S Corp Taxes For Dummies
If you’re new to S Corporations, you may be wondering what your tax obligations are and how you can keep your business expenses low. S Corporations are legal entities, and their owners are effectively employees. This simplifies taxation and allows business owners to claim their profits on their personal tax returns. This is possible because S corporations’ profits pass to the owners as “distributions”. Unlike employee wages, distributions aren’t taxable.
S corporations don’t pay federal income taxes, but their owners must pay tax on the profits. This is called a pass-through entity, and means that the profits generated by an S corporation are paid to the shareholders. In addition, an S corporation cannot retain any earnings. Depending on the amount of money the business generates, the shareholder may be eligible to deduct up to 20% of the business’ income. Then, the business will only have to pay taxes on the income generated by dividends.

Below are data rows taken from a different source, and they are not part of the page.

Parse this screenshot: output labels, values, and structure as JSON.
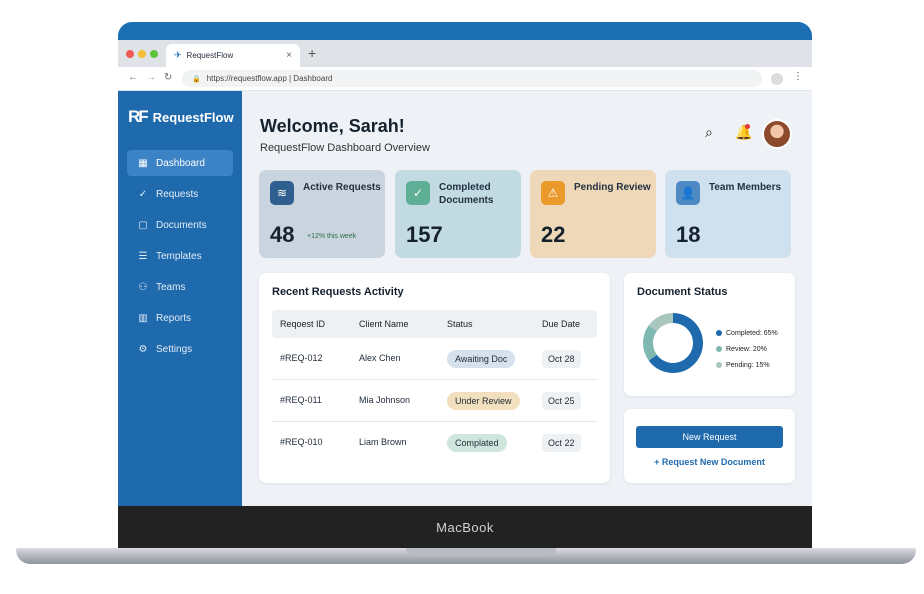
{
  "device": {
    "brand": "MacBook"
  },
  "browser": {
    "tab_title": "RequestFlow",
    "tab_close": "×",
    "new_tab": "+",
    "url": "https://requestflow.app | Dashboard"
  },
  "sidebar": {
    "logo_mark": "RF",
    "logo_text": "RequestFlow",
    "items": [
      {
        "label": "Dashboard",
        "icon": "dashboard-icon",
        "glyph": "▦",
        "active": true
      },
      {
        "label": "Requests",
        "icon": "check-circle-icon",
        "glyph": "✓",
        "active": false
      },
      {
        "label": "Documents",
        "icon": "document-icon",
        "glyph": "▢",
        "active": false
      },
      {
        "label": "Templates",
        "icon": "template-icon",
        "glyph": "☰",
        "active": false
      },
      {
        "label": "Teams",
        "icon": "teams-icon",
        "glyph": "⚇",
        "active": false
      },
      {
        "label": "Reports",
        "icon": "reports-icon",
        "glyph": "▥",
        "active": false
      },
      {
        "label": "Settings",
        "icon": "gear-icon",
        "glyph": "⚙",
        "active": false
      }
    ]
  },
  "header": {
    "welcome": "Welcome, Sarah!",
    "subtitle": "RequestFlow Dashboard Overview"
  },
  "stats": [
    {
      "label": "Active Requests",
      "value": "48",
      "trend": "+12% this week",
      "icon": "stack-icon",
      "glyph": "≋",
      "bg": "#c9d4de",
      "icon_bg": "#2f5f8e"
    },
    {
      "label": "Completed Documents",
      "value": "157",
      "trend": "",
      "icon": "check-icon",
      "glyph": "✓",
      "bg": "#c2dbe3",
      "icon_bg": "#5fae96"
    },
    {
      "label": "Pending Review",
      "value": "22",
      "trend": "",
      "icon": "warning-icon",
      "glyph": "⚠",
      "bg": "#eed8b8",
      "icon_bg": "#ea9a2b"
    },
    {
      "label": "Team Members",
      "value": "18",
      "trend": "",
      "icon": "user-icon",
      "glyph": "👤",
      "bg": "#cfe0ef",
      "icon_bg": "#4d8ac4"
    }
  ],
  "activity": {
    "title": "Recent Requests Activity",
    "columns": [
      "Reqoest ID",
      "Client Name",
      "Status",
      "Due Date"
    ],
    "rows": [
      {
        "id": "#REQ-012",
        "client": "Alex Chen",
        "status": "Awaiting Doc",
        "status_bg": "#d5e1ec",
        "due": "Oct 28"
      },
      {
        "id": "#REQ-011",
        "client": "Mia Johnson",
        "status": "Under Review",
        "status_bg": "#f1dfbd",
        "due": "Oct 25"
      },
      {
        "id": "#REQ-010",
        "client": "Liam Brown",
        "status": "Complated",
        "status_bg": "#cfe6dc",
        "due": "Oct 22"
      }
    ]
  },
  "document_status": {
    "title": "Document Status",
    "legend": [
      "Completed: 65%",
      "Review: 20%",
      "Pending: 15%"
    ]
  },
  "chart_data": {
    "type": "pie",
    "categories": [
      "Completed",
      "Review",
      "Pending"
    ],
    "values": [
      65,
      20,
      15
    ],
    "colors": [
      "#1e6aad",
      "#7fb8b0",
      "#a9c6bf"
    ]
  },
  "actions": {
    "new_request": "New Request",
    "request_document": "+ Request New Document"
  }
}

Running a successful S-Corp requires that you pay yourself a reasonable salary. It is a common error to pay yourself nothing. However, the IRS will not object if your salary is less than what you would pay your employees. You’ll only have to pay payroll taxes on the peanuts you pay yourself. The goal is to make yourself a reasonable salary, even if your earnings aren’t as high as those of your employees.
Deadline for Extension of S Corp Tax in 2021
If you are looking to get a tax extension for your S corporation, then you need to make sure you plan your strategy ahead of time. There are two ways to file for a tax extension. The first is to pay the taxes you owe today. This is a great way to ensure you are ready for the deadline. You may have problems in the future. You can also file for an extension of your return. You can apply for an extension up to March 15, 2022.
The deadlines for corporations with a fiscal year other than July 1 and June 30 are September 15 and February 15 respectively. The October and March 15 deadlines are for corporations with a calendar year. Corporations with a fiscal year outside of the United States are also subject to the June 30 deadline. In addition to that, S corporations with a fiscal year that ends on June 30 will have an extension deadline of six months.
How to tell if a company is an S corp or C corp
While identifying which entity a business is should be easy, knowing how to tell if a company is an LLC or S corporation can be a challenge. Both structures have their benefits and disadvantages, and choosing the right one can be an important part of starting a business. The type of business structure you choose can affect your taxable income, the way you handle personal assets, and even how you raise capital.
While most companies are taxed at a corporate level, S corporations do not pay any corporate income taxes. They pass on their profits and losses to shareholders. This is based on their personal tax rates as well as their share of ownership in the company. While C corporations pay taxes on their net income, S corporations can elect to pass their profits and losses through to owners. It’s best to select an S corporation if you don’t want to pay double taxation.
The tax structure of an S corporation is one of the most important differences from a C corporation. A C corp can deduct healthcare benefits it pays to employees, but an S corporation must include the cost as income to shareholders who own more than 2% of its stock. C corporations can deduct owners’ health insurance costs. Therefore, it is crucial to understand the differences between the two business structures.